*** Block opens ***

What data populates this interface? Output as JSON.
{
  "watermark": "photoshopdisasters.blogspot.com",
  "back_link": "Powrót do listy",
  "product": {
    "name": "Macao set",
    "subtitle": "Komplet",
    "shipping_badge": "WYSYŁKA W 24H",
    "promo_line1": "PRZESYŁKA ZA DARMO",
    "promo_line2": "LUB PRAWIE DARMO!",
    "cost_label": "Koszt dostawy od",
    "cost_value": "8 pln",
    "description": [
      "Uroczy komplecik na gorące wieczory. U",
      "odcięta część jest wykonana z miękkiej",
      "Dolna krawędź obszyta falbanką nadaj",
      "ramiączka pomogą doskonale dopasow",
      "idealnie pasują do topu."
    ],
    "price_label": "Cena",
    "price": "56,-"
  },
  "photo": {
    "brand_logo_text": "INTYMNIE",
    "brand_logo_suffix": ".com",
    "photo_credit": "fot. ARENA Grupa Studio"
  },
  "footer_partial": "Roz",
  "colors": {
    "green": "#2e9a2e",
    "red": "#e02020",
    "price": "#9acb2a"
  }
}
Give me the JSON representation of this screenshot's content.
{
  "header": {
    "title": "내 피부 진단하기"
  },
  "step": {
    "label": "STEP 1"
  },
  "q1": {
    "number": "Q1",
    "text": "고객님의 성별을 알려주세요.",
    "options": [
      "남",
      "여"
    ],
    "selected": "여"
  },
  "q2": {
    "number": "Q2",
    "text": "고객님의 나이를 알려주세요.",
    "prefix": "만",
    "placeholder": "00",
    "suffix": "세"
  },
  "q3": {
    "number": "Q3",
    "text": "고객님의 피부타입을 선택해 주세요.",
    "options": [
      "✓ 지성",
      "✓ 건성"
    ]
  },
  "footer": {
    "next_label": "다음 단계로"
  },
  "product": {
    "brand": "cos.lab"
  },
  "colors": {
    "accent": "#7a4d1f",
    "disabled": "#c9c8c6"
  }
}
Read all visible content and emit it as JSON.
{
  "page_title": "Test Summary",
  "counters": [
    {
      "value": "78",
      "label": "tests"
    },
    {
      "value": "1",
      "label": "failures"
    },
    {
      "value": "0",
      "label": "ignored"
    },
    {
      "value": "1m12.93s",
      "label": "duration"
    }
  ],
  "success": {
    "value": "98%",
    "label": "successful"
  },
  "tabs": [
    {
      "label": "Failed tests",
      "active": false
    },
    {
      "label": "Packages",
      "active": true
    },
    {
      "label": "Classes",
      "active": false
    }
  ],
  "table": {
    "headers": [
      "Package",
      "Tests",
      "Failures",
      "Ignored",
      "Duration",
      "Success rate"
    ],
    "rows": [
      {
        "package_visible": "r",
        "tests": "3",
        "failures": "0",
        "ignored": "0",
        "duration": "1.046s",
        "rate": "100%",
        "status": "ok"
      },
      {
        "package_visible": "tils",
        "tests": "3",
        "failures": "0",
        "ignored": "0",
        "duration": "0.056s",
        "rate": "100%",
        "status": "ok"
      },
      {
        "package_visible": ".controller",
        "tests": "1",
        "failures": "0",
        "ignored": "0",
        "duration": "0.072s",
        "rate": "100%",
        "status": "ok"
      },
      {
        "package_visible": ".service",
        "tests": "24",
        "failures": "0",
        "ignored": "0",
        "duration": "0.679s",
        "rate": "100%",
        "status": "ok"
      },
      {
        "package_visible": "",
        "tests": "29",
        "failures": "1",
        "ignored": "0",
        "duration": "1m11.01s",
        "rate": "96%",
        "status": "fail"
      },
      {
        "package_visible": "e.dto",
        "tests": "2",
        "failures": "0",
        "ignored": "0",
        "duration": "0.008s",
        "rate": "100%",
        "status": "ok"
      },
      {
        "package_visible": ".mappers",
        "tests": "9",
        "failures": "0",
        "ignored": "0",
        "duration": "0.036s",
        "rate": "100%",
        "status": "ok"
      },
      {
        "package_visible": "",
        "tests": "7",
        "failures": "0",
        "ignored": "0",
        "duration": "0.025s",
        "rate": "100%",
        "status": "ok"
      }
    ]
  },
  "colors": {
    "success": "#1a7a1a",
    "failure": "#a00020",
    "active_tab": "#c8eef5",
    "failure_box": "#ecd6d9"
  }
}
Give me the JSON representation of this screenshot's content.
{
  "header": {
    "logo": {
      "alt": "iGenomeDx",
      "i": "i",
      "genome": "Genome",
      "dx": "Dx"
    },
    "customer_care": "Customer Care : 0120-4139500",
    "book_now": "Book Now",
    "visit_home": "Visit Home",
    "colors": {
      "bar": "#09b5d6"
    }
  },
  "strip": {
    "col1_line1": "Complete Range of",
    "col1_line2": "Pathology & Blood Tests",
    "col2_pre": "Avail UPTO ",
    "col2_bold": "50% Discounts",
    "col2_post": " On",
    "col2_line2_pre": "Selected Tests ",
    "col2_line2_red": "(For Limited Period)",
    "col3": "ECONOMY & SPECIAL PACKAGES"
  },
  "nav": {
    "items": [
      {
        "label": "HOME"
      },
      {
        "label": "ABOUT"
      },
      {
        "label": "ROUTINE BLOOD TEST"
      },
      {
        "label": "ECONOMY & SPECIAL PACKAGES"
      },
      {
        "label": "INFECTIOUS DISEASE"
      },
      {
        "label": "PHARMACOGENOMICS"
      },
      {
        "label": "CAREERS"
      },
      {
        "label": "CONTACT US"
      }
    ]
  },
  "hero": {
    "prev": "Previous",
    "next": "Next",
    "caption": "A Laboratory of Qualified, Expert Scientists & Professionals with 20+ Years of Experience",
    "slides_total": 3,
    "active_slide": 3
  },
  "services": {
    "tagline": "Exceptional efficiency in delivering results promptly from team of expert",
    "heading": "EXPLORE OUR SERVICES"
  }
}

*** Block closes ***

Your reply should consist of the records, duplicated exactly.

## Answer section
What data populates this interface? Output as JSON.
{
  "watermark": "photoshopdisasters.blogspot.com",
  "back_link": "Powrót do listy",
  "product": {
    "name": "Macao set",
    "subtitle": "Komplet",
    "shipping_badge": "WYSYŁKA W 24H",
    "promo_line1": "PRZESYŁKA ZA DARMO",
    "promo_line2": "LUB PRAWIE DARMO!",
    "cost_label": "Koszt dostawy od",
    "cost_value": "8 pln",
    "description": [
      "Uroczy komplecik na gorące wieczory. U",
      "odcięta część jest wykonana z miękkiej",
      "Dolna krawędź obszyta falbanką nadaj",
      "ramiączka pomogą doskonale dopasow",
      "idealnie pasują do topu."
    ],
    "price_label": "Cena",
    "price": "56,-"
  },
  "photo": {
    "brand_logo_text": "INTYMNIE",
    "brand_logo_suffix": ".com",
    "photo_credit": "fot. ARENA Grupa Studio"
  },
  "footer_partial": "Roz",
  "colors": {
    "green": "#2e9a2e",
    "red": "#e02020",
    "price": "#9acb2a"
  }
}
Give me the JSON representation of this screenshot's content.
{
  "header": {
    "title": "내 피부 진단하기"
  },
  "step": {
    "label": "STEP 1"
  },
  "q1": {
    "number": "Q1",
    "text": "고객님의 성별을 알려주세요.",
    "options": [
      "남",
      "여"
    ],
    "selected": "여"
  },
  "q2": {
    "number": "Q2",
    "text": "고객님의 나이를 알려주세요.",
    "prefix": "만",
    "placeholder": "00",
    "suffix": "세"
  },
  "q3": {
    "number": "Q3",
    "text": "고객님의 피부타입을 선택해 주세요.",
    "options": [
      "✓ 지성",
      "✓ 건성"
    ]
  },
  "footer": {
    "next_label": "다음 단계로"
  },
  "product": {
    "brand": "cos.lab"
  },
  "colors": {
    "accent": "#7a4d1f",
    "disabled": "#c9c8c6"
  }
}
Read all visible content and emit it as JSON.
{
  "page_title": "Test Summary",
  "counters": [
    {
      "value": "78",
      "label": "tests"
    },
    {
      "value": "1",
      "label": "failures"
    },
    {
      "value": "0",
      "label": "ignored"
    },
    {
      "value": "1m12.93s",
      "label": "duration"
    }
  ],
  "success": {
    "value": "98%",
    "label": "successful"
  },
  "tabs": [
    {
      "label": "Failed tests",
      "active": false
    },
    {
      "label": "Packages",
      "active": true
    },
    {
      "label": "Classes",
      "active": false
    }
  ],
  "table": {
    "headers": [
      "Package",
      "Tests",
      "Failures",
      "Ignored",
      "Duration",
      "Success rate"
    ],
    "rows": [
      {
        "package_visible": "r",
        "tests": "3",
        "failures": "0",
        "ignored": "0",
        "duration": "1.046s",
        "rate": "100%",
        "status": "ok"
      },
      {
        "package_visible": "tils",
        "tests": "3",
        "failures": "0",
        "ignored": "0",
        "duration": "0.056s",
        "rate": "100%",
        "status": "ok"
      },
      {
        "package_visible": ".controller",
        "tests": "1",
        "failures": "0",
        "ignored": "0",
        "duration": "0.072s",
        "rate": "100%",
        "status": "ok"
      },
      {
        "package_visible": ".service",
        "tests": "24",
        "failures": "0",
        "ignored": "0",
        "duration": "0.679s",
        "rate": "100%",
        "status": "ok"
      },
      {
        "package_visible": "",
        "tests": "29",
        "failures": "1",
        "ignored": "0",
        "duration": "1m11.01s",
        "rate": "96%",
        "status": "fail"
      },
      {
        "package_visible": "e.dto",
        "tests": "2",
        "failures": "0",
        "ignored": "0",
        "duration": "0.008s",
        "rate": "100%",
        "status": "ok"
      },
      {
        "package_visible": ".mappers",
        "tests": "9",
        "failures": "0",
        "ignored": "0",
        "duration": "0.036s",
        "rate": "100%",
        "status": "ok"
      },
      {
        "package_visible": "",
        "tests": "7",
        "failures": "0",
        "ignored": "0",
        "duration": "0.025s",
        "rate": "100%",
        "status": "ok"
      }
    ]
  },
  "colors": {
    "success": "#1a7a1a",
    "failure": "#a00020",
    "active_tab": "#c8eef5",
    "failure_box": "#ecd6d9"
  }
}
Give me the JSON representation of this screenshot's content.
{
  "header": {
    "logo": {
      "alt": "iGenomeDx",
      "i": "i",
      "genome": "Genome",
      "dx": "Dx"
    },
    "customer_care": "Customer Care : 0120-4139500",
    "book_now": "Book Now",
    "visit_home": "Visit Home",
    "colors": {
      "bar": "#09b5d6"
    }
  },
  "strip": {
    "col1_line1": "Complete Range of",
    "col1_line2": "Pathology & Blood Tests",
    "col2_pre": "Avail UPTO ",
    "col2_bold": "50% Discounts",
    "col2_post": " On",
    "col2_line2_pre": "Selected Tests ",
    "col2_line2_red": "(For Limited Period)",
    "col3": "ECONOMY & SPECIAL PACKAGES"
  },
  "nav": {
    "items": [
      {
        "label": "HOME"
      },
      {
        "label": "ABOUT"
      },
      {
        "label": "ROUTINE BLOOD TEST"
      },
      {
        "label": "ECONOMY & SPECIAL PACKAGES"
      },
      {
        "label": "INFECTIOUS DISEASE"
      },
      {
        "label": "PHARMACOGENOMICS"
      },
      {
        "label": "CAREERS"
      },
      {
        "label": "CONTACT US"
      }
    ]
  },
  "hero": {
    "prev": "Previous",
    "next": "Next",
    "caption": "A Laboratory of Qualified, Expert Scientists & Professionals with 20+ Years of Experience",
    "slides_total": 3,
    "active_slide": 3
  },
  "services": {
    "tagline": "Exceptional efficiency in delivering results promptly from team of expert",
    "heading": "EXPLORE OUR SERVICES"
  }
}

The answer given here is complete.